  • Author / Creator
    Louis, Claudine C.
  • The literature available on First Nations women from a Euro-Western Canadian perspective has painted a bleak, shortsighted, narrow image of the Native woman. Euro-Western societal structures acknowledge that the Aboriginal woman is at the bottom of the socio-economic pyramid, and such structural and societal imbalances continue to marginalize the Aboriginal woman in Canada. In contrast, Indigenous ontological and epistemological systems recognize the Aboriginal woman as being next to the Creator, in a position of reverence and respect. Hence, the Euro-Western and the Aboriginal views of womanhood clash with one another. This research study introduces the Omisimaw Leadership Model as one approach to investigating that clash, and to seeking ways through which that model can be used as a tool in the healing of Aboriginal communities. Returning to the Women Fire describes processes of personal transformation through engagement with Indigenous Research Methodologies, and it provides the reader with an understanding of how ancient Indigenous knowledge structures, like the Omisimaw Leadership Model, continue to prevail and help Aboriginal women in personal and community healing, wellness and transformation.

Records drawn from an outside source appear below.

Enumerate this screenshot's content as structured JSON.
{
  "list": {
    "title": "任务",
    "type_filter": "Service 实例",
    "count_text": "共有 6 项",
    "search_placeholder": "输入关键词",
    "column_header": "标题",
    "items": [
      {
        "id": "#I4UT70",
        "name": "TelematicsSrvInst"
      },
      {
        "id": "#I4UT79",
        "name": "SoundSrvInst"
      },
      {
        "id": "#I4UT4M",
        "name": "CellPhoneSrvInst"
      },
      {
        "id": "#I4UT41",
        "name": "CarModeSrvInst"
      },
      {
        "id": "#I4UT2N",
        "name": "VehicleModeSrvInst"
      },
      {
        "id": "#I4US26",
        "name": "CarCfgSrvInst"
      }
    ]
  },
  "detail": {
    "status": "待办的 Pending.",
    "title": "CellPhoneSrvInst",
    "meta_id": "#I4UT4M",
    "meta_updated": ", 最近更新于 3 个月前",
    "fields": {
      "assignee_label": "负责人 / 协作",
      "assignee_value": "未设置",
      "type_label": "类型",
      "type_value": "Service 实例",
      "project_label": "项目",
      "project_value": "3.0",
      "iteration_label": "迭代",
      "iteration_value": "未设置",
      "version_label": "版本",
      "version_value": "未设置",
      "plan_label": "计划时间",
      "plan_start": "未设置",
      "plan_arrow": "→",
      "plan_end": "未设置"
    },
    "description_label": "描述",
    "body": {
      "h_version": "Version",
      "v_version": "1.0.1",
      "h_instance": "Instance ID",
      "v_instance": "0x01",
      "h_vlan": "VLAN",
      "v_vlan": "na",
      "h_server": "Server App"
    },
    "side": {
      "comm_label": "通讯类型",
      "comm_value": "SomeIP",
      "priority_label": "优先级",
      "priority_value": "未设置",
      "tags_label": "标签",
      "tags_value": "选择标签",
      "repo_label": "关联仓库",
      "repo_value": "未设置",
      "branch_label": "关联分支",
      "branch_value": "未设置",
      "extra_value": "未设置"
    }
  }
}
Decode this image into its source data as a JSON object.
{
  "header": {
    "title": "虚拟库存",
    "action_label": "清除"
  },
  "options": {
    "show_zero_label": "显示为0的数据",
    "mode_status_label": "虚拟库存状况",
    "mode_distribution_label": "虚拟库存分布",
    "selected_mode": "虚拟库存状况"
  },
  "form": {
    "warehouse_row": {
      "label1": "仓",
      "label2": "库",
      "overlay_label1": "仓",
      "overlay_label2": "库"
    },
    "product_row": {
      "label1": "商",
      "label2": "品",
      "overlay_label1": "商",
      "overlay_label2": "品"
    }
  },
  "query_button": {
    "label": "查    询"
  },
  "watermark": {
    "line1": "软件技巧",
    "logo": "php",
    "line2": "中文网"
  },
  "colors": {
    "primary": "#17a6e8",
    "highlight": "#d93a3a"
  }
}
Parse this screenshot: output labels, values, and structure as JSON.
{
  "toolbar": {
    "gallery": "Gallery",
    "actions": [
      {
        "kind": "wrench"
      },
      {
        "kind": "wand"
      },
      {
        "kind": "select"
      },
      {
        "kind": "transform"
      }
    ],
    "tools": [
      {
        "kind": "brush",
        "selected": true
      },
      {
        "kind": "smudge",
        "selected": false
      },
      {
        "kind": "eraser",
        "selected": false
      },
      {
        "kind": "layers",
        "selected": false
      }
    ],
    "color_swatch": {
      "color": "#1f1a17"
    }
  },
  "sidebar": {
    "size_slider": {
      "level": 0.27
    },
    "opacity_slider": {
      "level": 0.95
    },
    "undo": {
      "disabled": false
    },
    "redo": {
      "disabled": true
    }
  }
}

  • Subjects / Keywords
  • Graduation date
    2014-11
  • Type of Item
    Thesis
  • Degree
    Doctor of Philosophy
  • DOI
    https://doi.org/10.7939/R3445HK1P
  • License
    This thesis is made available by the University of Alberta Libraries with permission of the copyright owner solely for non-commercial purposes. This thesis, or any portion thereof, may not otherwise be copied or reproduced without the written consent of the copyright owner, except to the extent permitted by Canadian copyright law.
  • Language
    English
  • Institution
    University of Alberta
  • Degree level
    Doctoral
  • Department
    • Department of Educational Policy Studies
  • Specialization
    • Indigenous Peoples Education
  • Supervisor / co-supervisor and their department(s)
    • Dr. Cora Weber-Pillwax (Educational Policy Studies)
  • Examining committee members and their departments
    • Dr.Lorna Williams (Faculty of Education, University of Victoria)
    • Dr. Lynette Shultz (Educational Policy Studies)
    • Dr. Evelyn Steinhauer (Educational Policy Studies)
    • Dr. Brenda Spencer (Faculty of Education, University of Calgary)
    • Dr. Priscilla Settee (Dept. of Native Studies, University of Saskatchewan)